▸ Task instructions
For each record below, write an exact copy.

Component data from apps and pages:

* * * * * * * * *

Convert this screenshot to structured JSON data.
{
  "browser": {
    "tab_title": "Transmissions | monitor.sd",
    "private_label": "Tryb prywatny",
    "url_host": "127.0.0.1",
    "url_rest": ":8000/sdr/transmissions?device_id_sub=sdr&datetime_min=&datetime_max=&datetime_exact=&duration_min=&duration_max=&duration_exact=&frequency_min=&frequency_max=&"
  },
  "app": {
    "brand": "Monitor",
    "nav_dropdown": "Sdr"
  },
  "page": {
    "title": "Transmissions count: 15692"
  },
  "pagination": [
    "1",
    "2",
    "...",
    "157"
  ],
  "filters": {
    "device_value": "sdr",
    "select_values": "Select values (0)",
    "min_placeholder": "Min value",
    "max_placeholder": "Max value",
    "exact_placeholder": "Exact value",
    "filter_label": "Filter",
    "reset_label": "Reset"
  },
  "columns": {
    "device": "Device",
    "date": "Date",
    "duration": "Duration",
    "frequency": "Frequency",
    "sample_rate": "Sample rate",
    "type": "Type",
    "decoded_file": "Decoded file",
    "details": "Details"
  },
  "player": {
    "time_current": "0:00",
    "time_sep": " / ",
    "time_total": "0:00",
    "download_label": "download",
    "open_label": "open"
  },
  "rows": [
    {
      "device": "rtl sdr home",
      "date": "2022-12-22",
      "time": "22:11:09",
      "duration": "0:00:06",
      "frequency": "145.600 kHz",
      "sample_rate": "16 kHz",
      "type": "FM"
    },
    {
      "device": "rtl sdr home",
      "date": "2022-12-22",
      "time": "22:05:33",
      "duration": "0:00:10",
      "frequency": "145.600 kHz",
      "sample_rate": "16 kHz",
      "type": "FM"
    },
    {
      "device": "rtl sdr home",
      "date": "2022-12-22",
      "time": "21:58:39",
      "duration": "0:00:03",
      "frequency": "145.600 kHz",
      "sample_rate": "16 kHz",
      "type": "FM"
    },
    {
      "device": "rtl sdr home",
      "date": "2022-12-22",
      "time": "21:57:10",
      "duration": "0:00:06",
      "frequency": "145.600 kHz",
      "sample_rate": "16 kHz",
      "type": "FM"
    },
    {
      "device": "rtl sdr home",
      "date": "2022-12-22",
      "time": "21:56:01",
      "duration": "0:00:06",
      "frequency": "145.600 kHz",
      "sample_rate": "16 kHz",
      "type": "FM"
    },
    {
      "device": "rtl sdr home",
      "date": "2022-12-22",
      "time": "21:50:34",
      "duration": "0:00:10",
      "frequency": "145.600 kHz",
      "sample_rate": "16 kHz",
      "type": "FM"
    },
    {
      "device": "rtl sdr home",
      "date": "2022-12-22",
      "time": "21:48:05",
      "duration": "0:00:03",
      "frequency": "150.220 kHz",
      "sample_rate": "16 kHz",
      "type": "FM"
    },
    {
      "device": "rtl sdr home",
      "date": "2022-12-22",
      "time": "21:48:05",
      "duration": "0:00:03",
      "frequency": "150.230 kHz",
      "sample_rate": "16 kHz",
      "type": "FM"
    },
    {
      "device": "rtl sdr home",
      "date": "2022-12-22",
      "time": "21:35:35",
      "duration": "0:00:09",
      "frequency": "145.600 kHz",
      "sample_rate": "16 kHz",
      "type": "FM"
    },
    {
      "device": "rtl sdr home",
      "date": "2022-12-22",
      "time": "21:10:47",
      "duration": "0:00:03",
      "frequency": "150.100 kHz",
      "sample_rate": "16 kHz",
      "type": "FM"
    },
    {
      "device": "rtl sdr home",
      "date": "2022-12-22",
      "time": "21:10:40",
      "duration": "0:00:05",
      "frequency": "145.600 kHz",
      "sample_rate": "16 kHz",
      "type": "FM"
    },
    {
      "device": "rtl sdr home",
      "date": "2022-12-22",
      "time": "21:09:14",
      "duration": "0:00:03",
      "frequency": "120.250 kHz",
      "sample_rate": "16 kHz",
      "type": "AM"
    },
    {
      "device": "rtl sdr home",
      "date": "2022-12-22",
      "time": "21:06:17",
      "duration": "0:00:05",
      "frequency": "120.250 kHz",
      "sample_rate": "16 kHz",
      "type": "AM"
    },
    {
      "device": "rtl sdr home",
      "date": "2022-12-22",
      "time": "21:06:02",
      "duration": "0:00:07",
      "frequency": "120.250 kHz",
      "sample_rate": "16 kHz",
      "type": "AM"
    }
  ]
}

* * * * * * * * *

▸ Expected answer
Convert this screenshot to structured JSON data.
{
  "browser": {
    "tab_title": "Transmissions | monitor.sd",
    "private_label": "Tryb prywatny",
    "url_host": "127.0.0.1",
    "url_rest": ":8000/sdr/transmissions?device_id_sub=sdr&datetime_min=&datetime_max=&datetime_exact=&duration_min=&duration_max=&duration_exact=&frequency_min=&frequency_max=&"
  },
  "app": {
    "brand": "Monitor",
    "nav_dropdown": "Sdr"
  },
  "page": {
    "title": "Transmissions count: 15692"
  },
  "pagination": [
    "1",
    "2",
    "...",
    "157"
  ],
  "filters": {
    "device_value": "sdr",
    "select_values": "Select values (0)",
    "min_placeholder": "Min value",
    "max_placeholder": "Max value",
    "exact_placeholder": "Exact value",
    "filter_label": "Filter",
    "reset_label": "Reset"
  },
  "columns": {
    "device": "Device",
    "date": "Date",
    "duration": "Duration",
    "frequency": "Frequency",
    "sample_rate": "Sample rate",
    "type": "Type",
    "decoded_file": "Decoded file",
    "details": "Details"
  },
  "player": {
    "time_current": "0:00",
    "time_sep": " / ",
    "time_total": "0:00",
    "download_label": "download",
    "open_label": "open"
  },
  "rows": [
    {
      "device": "rtl sdr home",
      "date": "2022-12-22",
      "time": "22:11:09",
      "duration": "0:00:06",
      "frequency": "145.600 kHz",
      "sample_rate": "16 kHz",
      "type": "FM"
    },
    {
      "device": "rtl sdr home",
      "date": "2022-12-22",
      "time": "22:05:33",
      "duration": "0:00:10",
      "frequency": "145.600 kHz",
      "sample_rate": "16 kHz",
      "type": "FM"
    },
    {
      "device": "rtl sdr home",
      "date": "2022-12-22",
      "time": "21:58:39",
      "duration": "0:00:03",
      "frequency": "145.600 kHz",
      "sample_rate": "16 kHz",
      "type": "FM"
    },
    {
      "device": "rtl sdr home",
      "date": "2022-12-22",
      "time": "21:57:10",
      "duration": "0:00:06",
      "frequency": "145.600 kHz",
      "sample_rate": "16 kHz",
      "type": "FM"
    },
    {
      "device": "rtl sdr home",
      "date": "2022-12-22",
      "time": "21:56:01",
      "duration": "0:00:06",
      "frequency": "145.600 kHz",
      "sample_rate": "16 kHz",
      "type": "FM"
    },
    {
      "device": "rtl sdr home",
      "date": "2022-12-22",
      "time": "21:50:34",
      "duration": "0:00:10",
      "frequency": "145.600 kHz",
      "sample_rate": "16 kHz",
      "type": "FM"
    },
    {
      "device": "rtl sdr home",
      "date": "2022-12-22",
      "time": "21:48:05",
      "duration": "0:00:03",
      "frequency": "150.220 kHz",
      "sample_rate": "16 kHz",
      "type": "FM"
    },
    {
      "device": "rtl sdr home",
      "date": "2022-12-22",
      "time": "21:48:05",
      "duration": "0:00:03",
      "frequency": "150.230 kHz",
      "sample_rate": "16 kHz",
      "type": "FM"
    },
    {
      "device": "rtl sdr home",
      "date": "2022-12-22",
      "time": "21:35:35",
      "duration": "0:00:09",
      "frequency": "145.600 kHz",
      "sample_rate": "16 kHz",
      "type": "FM"
    },
    {
      "device": "rtl sdr home",
      "date": "2022-12-22",
      "time": "21:10:47",
      "duration": "0:00:03",
      "frequency": "150.100 kHz",
      "sample_rate": "16 kHz",
      "type": "FM"
    },
    {
      "device": "rtl sdr home",
      "date": "2022-12-22",
      "time": "21:10:40",
      "duration": "0:00:05",
      "frequency": "145.600 kHz",
      "sample_rate": "16 kHz",
      "type": "FM"
    },
    {
      "device": "rtl sdr home",
      "date": "2022-12-22",
      "time": "21:09:14",
      "duration": "0:00:03",
      "frequency": "120.250 kHz",
      "sample_rate": "16 kHz",
      "type": "AM"
    },
    {
      "device": "rtl sdr home",
      "date": "2022-12-22",
      "time": "21:06:17",
      "duration": "0:00:05",
      "frequency": "120.250 kHz",
      "sample_rate": "16 kHz",
      "type": "AM"
    },
    {
      "device": "rtl sdr home",
      "date": "2022-12-22",
      "time": "21:06:02",
      "duration": "0:00:07",
      "frequency": "120.250 kHz",
      "sample_rate": "16 kHz",
      "type": "AM"
    }
  ]
}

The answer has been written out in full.